Dear Professor Vee,
I usually get the same comment on my report cards, something along the lines of “Michelle your work proves you understand the material however you need to participate more.” Every. Single. Time. I do not know if this is a blessing or a curse but as much as I love to write is just as much as I hate to verbally articulate my thoughts during group discussion. Evaluated discussion is frankly not my cup of tea because I have a hard time verbalizing my ideas. This is why I enjoy the blog component of our course—it is an outlet for me to articulate my thoughts without the on-the-spot pressure of class discussion. I have found the outside forum to very useful for me and I can imagine using a similar method as a teacher myself.
One reason I enjoy the blog component of the course is because in the short posts you are able to clearly illustrate your train of thoughts about the readings. In most of my blog posts and comments I start with an anecdote or a question that reflects my thoughts during the readings. For example, in my blog post about technology possibly replacing the teacher I was able to link my memory of using YouTube as a teacher to the reading about educational technology. With a textual space to provide such commentary and disclose my thoughts I think I was able to participate and demonstrate my understanding of the material.
If there is one student like me there may be others in the future. I hope to find ways to infuse both on-the-spot class discussion (because it’s an important skill) and exterior participation in my own classroom. Whether that means we turn to online blogs or handwritten personal journals, having a way to see the thoughts and progress of my students will be very helpful to my instruction. While my students will be forced to write some sort of reflections I on the other hand will not be required to write for much longer after college. However it is on my bucket list to start a blog. I am not sure what the topic will be (education, travel, etc.) but I do know that having a place to articulate your thoughts can be therapeutic.

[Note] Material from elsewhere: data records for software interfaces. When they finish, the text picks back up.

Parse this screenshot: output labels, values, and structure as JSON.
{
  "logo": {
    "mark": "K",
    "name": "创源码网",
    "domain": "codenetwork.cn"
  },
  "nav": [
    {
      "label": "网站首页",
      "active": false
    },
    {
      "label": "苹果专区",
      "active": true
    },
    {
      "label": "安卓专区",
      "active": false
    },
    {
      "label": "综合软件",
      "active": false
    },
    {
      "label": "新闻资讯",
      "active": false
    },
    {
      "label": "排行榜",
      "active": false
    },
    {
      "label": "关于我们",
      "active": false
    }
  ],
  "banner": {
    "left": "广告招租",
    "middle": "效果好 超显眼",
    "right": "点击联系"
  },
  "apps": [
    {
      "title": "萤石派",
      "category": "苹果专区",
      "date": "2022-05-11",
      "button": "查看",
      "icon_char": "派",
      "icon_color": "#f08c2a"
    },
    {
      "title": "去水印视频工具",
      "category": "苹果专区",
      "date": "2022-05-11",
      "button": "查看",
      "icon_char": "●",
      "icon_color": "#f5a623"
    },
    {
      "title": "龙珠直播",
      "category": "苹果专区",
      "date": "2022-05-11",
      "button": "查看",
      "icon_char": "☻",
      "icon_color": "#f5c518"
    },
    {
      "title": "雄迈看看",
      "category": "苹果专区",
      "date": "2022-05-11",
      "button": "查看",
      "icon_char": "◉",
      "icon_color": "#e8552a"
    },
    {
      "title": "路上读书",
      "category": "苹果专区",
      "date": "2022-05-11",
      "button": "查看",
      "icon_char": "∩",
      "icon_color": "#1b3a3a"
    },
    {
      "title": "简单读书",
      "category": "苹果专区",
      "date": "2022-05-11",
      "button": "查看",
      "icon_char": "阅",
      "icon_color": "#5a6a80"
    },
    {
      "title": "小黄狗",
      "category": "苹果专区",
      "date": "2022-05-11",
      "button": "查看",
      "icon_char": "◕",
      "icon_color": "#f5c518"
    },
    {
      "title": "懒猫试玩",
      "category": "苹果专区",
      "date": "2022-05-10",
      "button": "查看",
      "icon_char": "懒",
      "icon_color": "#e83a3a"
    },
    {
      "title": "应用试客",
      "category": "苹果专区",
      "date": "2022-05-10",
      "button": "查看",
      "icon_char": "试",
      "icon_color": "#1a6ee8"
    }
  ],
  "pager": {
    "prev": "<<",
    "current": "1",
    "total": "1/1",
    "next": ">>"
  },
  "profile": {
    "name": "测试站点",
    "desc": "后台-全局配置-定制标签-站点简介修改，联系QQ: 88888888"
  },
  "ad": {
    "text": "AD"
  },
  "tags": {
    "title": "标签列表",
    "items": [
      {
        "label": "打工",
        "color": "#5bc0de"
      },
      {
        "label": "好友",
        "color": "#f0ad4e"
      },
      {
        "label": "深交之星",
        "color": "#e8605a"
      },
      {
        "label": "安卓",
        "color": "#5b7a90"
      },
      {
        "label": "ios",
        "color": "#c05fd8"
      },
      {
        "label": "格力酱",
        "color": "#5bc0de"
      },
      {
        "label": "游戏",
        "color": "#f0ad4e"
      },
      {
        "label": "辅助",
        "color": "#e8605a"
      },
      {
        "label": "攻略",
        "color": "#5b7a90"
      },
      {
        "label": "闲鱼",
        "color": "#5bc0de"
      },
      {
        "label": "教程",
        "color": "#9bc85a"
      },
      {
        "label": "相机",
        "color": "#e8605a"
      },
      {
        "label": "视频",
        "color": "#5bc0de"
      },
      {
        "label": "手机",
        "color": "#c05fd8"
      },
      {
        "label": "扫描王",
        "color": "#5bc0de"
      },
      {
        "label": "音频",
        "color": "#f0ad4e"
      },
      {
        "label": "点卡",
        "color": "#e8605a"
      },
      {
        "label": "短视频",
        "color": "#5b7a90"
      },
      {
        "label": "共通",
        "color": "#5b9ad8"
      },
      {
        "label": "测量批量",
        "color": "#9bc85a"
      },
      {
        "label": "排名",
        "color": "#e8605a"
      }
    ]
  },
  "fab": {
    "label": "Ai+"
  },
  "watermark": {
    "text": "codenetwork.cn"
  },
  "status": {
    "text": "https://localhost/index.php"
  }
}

To close, I want to reiterate that I enjoyed the unique blog component of the course I hope you keep it for semesters to come.
A temporarily retired blogger,